Within the next four weeks, our Indian team will be extended to at least three employees, but we are actively looking for even more of them.
So, if you want to be a part of our journey, contact me or Pradeep, the head of our Indian partner!
I do often get this question when providing our specialist’s profiles to possible customers.
Well. No. We can’t. And we won’t.
Let me explain that bold statement a little bit. There are plenty of reasons for saying so. The most important one: We have some of the best specialists here at Cloudibility.
We love our experts.
We provide our bright minds with an environment which allows them to shine – a good work-life-balance, paid educational hours, etc. We do this, since we would have liked such an environment ourselves when being employed. But it was not possible due to calculation issues. Which forced us to quit our jobs.
Therefore, we want to pay our experts reasonable salaries and want them to gain even more knowledge. We want them to stay motivated and hunt for solutions instead of billed hours. We are investing a lot into our experts, and we are very happy and proud to do so. We know, that you deserve the best expert and the best approach for your project.
But it’s still expensive, though.
Do you know how much it costs, to do without good experts? Or to simply opt for the cheaper alternative since it is … cheaper? Can you really afford the second best or a somehow okayish solution? Just for the sake of saving some bucks forehand?
Our experts are worth their money.
They are experts and bright minds, they are able to solve problems, they are able to think outside the box. They save you time and money and nerves, they bring knowledge and experience into your projects.
So, no. We won’t do special prices.
We already have the best prices in the market since we have the best experts and the brightest minds here at Cloudibility.
Because you shut down your VMs at night.
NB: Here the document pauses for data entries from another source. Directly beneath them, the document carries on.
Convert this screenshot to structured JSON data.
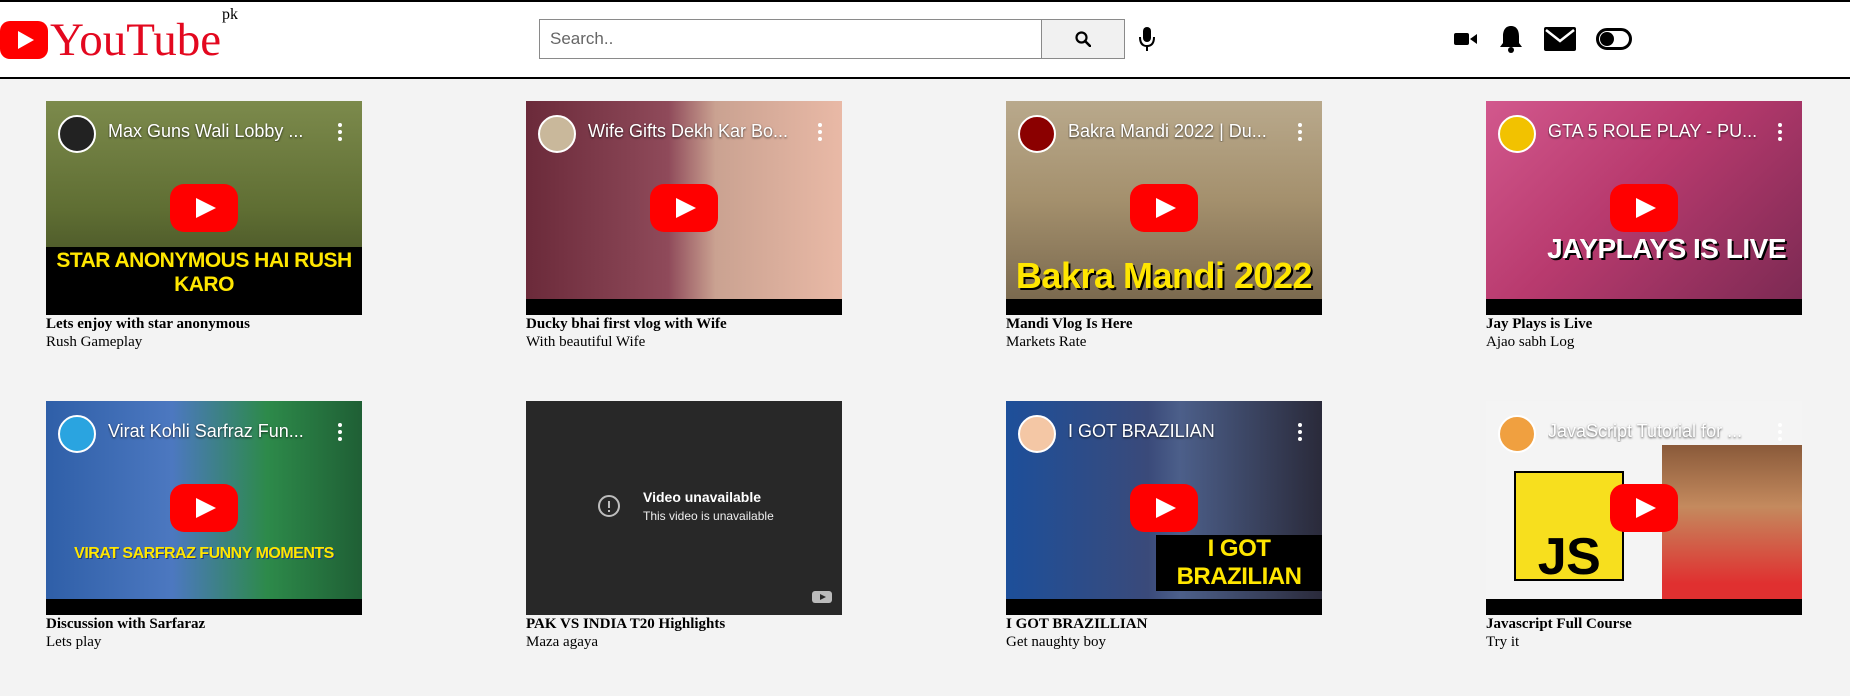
{
  "header": {
    "logo_text": "YouTube",
    "logo_country": "pk",
    "search_placeholder": "Search..",
    "icons": [
      "search-icon",
      "microphone-icon",
      "video-camera-icon",
      "bell-icon",
      "envelope-icon",
      "toggle-icon"
    ]
  },
  "videos": [
    {
      "thumb_title": "Max Guns Wali Lobby ...",
      "caption": "STAR ANONYMOUS HAI RUSH KARO",
      "title": "Lets enjoy with star anonymous",
      "subtitle": "Rush Gameplay",
      "bg": "#6e7d3f",
      "caption_color": "#ffe600"
    },
    {
      "thumb_title": "Wife Gifts Dekh Kar Bo...",
      "caption": "",
      "title": "Ducky bhai first vlog with Wife",
      "subtitle": "With beautiful Wife",
      "bg": "#8d3f4f",
      "caption_color": "#ffffff"
    },
    {
      "thumb_title": "Bakra Mandi 2022 | Du...",
      "caption": "Bakra Mandi 2022",
      "title": "Mandi Vlog Is Here",
      "subtitle": "Markets Rate",
      "bg": "#9b8a6d",
      "caption_color": "#ffe600"
    },
    {
      "thumb_title": "GTA 5 ROLE PLAY - PU...",
      "caption": "JAYPLAYS IS LIVE",
      "title": "Jay Plays is Live",
      "subtitle": "Ajao sabh Log",
      "bg": "#b83a6e",
      "caption_color": "#ffffff"
    },
    {
      "thumb_title": "Virat Kohli Sarfraz Fun...",
      "caption": "VIRAT SARFRAZ FUNNY MOMENTS",
      "title": "Discussion with Sarfaraz",
      "subtitle": "Lets play",
      "bg": "#2f5fa8",
      "caption_color": "#ffe600"
    },
    {
      "thumb_title": "",
      "caption": "",
      "title": "PAK VS INDIA T20 Highlights",
      "subtitle": "Maza agaya",
      "bg": "#282828",
      "caption_color": "#ffffff",
      "unavailable_title": "Video unavailable",
      "unavailable_sub": "This video is unavailable"
    },
    {
      "thumb_title": "I GOT BRAZILIAN",
      "caption": "I GOT BRAZILIAN",
      "title": "I GOT BRAZILLIAN",
      "subtitle": "Get naughty boy",
      "bg": "#3a4a7a",
      "caption_color": "#ffe600"
    },
    {
      "thumb_title": "JavaScript Tutorial for ...",
      "caption": "JS",
      "title": "Javascript Full Course",
      "subtitle": "Try it",
      "bg": "#f7df1e",
      "caption_color": "#000000"
    }
  ]
}
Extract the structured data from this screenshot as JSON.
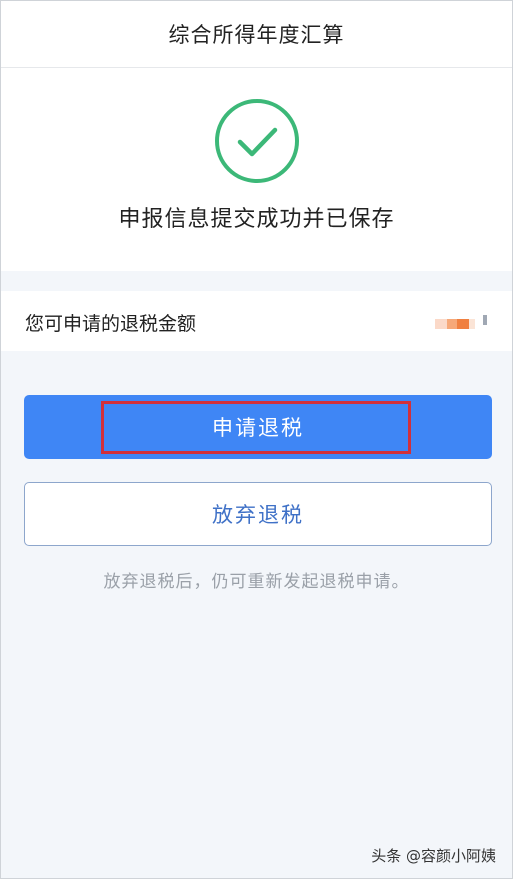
{
  "header": {
    "title": "综合所得年度汇算"
  },
  "success": {
    "icon": "check-circle-icon",
    "message": "申报信息提交成功并已保存",
    "color": "#3cb878"
  },
  "refund": {
    "label": "您可申请的退税金额"
  },
  "actions": {
    "apply_label": "申请退税",
    "abandon_label": "放弃退税",
    "hint": "放弃退税后，仍可重新发起退税申请。",
    "apply_color": "#3f86f5",
    "highlight_color": "#d2303a"
  },
  "watermark": {
    "text": "头条 @容颜小阿姨"
  }
}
Automatically.
Because you have a Jenkins-installation.
Because you are moving to a cloud environment.
Because you have set up a „DevOps“-team.
Because you have a lot of meetings with stakeholders.
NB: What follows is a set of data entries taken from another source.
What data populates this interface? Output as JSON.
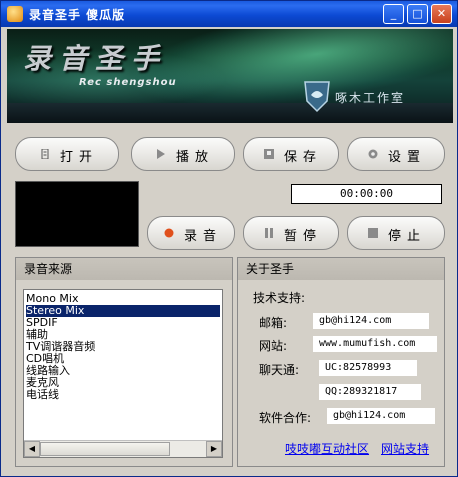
{
  "window": {
    "title": "录音圣手 傻瓜版",
    "accent": "#0a46d0"
  },
  "titlebar_buttons": {
    "minimize": "_",
    "maximize": "□",
    "close": "✕"
  },
  "banner": {
    "logo_cn": "录音圣手",
    "logo_en": "Rec shengshou",
    "studio": "啄木工作室"
  },
  "toolbar": {
    "open": "打开",
    "play": "播放",
    "save": "保存",
    "settings": "设置"
  },
  "controls": {
    "record": "录音",
    "pause": "暂停",
    "stop": "停止"
  },
  "timer": "00:00:00",
  "source_panel": {
    "title": "录音来源",
    "items": [
      "Mono Mix",
      "Stereo Mix",
      "SPDIF",
      "辅助",
      "TV调谐器音频",
      "CD唱机",
      "线路输入",
      "麦克风",
      "电话线"
    ],
    "selected": "Stereo Mix"
  },
  "about_panel": {
    "title": "关于圣手",
    "support_label": "技术支持:",
    "mail_label": "邮箱:",
    "mail_value": "gb@hi124.com",
    "site_label": "网站:",
    "site_value": "www.mumufish.com",
    "chat_label": "聊天通:",
    "uc_value": "UC:82578993",
    "qq_value": "QQ:289321817",
    "coop_label": "软件合作:",
    "coop_value": "gb@hi124.com",
    "community_link": "吱吱嘟互动社区",
    "support_link": "网站支持"
  }
}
Because you want a Development team to run a software since the approach is often described as „You build it, you run it“.
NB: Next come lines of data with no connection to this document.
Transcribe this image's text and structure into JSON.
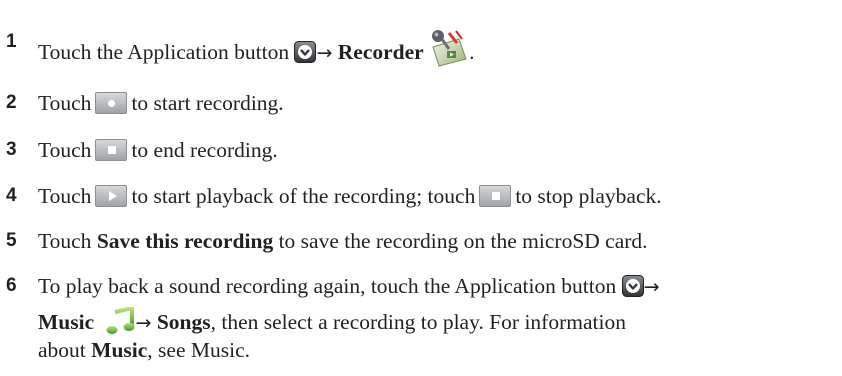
{
  "steps": [
    {
      "num": "1",
      "a": "Touch the Application button",
      "arrow": "→",
      "b": "Recorder",
      "c": "."
    },
    {
      "num": "2",
      "a": "Touch",
      "b": "to start recording."
    },
    {
      "num": "3",
      "a": "Touch",
      "b": "to end recording."
    },
    {
      "num": "4",
      "a": "Touch",
      "b": "to start playback of the recording; touch",
      "c": "to stop playback."
    },
    {
      "num": "5",
      "a": "Touch",
      "b": "Save this recording",
      "c": "to save the recording on the microSD card."
    },
    {
      "num": "6",
      "line1": "To play back a sound recording again, touch the Application button",
      "arrow1": "→",
      "music": "Music",
      "arrow2": "→",
      "songs": "Songs",
      "line2_rest": ", then select a recording to play. For information",
      "line3_a": "about",
      "line3_music": "Music",
      "line3_rest": ", see Music."
    }
  ],
  "icons": {
    "app_button": "application-button-icon",
    "recorder": "recorder-app-icon",
    "record": "record-button-icon",
    "stop": "stop-button-icon",
    "play": "play-button-icon",
    "music": "music-app-icon"
  },
  "colors": {
    "text": "#231f20",
    "button_gray": "#b5b8bb",
    "app_button": "#4a4f55",
    "music_green": "#6fc04b"
  }
}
Because you know about this nifty image on top.
Turns out: No.
You don’t do DevOps.
You just shut down your VMs at night, you just happen to have a Jenkins-installation, you’re just moving to a cloud environment, etc.
But this is not DevOps. At least not in the sense we at Cloudibility understand it and explain it to our customers and set it up with them. To us, DevOps is not about any specific technology or setting up a team.
DevOps is a mindset.
It is an approach to thinking about, developing and running software collaboratively. It is about the way you interact from the start to the end of a project with each other. It involves getting rid of this „throwing over the fence“ mentality. It involves a process for collecting and maintaining knowledge in an ever-changing team and agile approaches to development and operations. It is about the way a team is set up and how it evolves, it is about the way we set up and execute operational processes. DevOps even is a way to organize collaboration in a whole company.
So, DevOps is way more than putting Dev and Ops on the same table. Or than moving into cloud environments. Or than being agile. Way more.
In the following months and weeks, I will give you insights into our approach to DevOps. I will give you some tips and hints. I will help you to see the whole picture. I will do this on a per-issue and per-aspect base, and it will be a loose series of articles.
While heading back home from Frankfurt to Berlin, I had to change trains in Hannover. From there to Berlin the distance is quite exactly 300km. Have you ever tried doing this on the infamous A2 Autobahn? It will usually take around three to four hours, often even more.
In comparison, the ICE train I’m currently in will do the same distance in less than ninety minutes.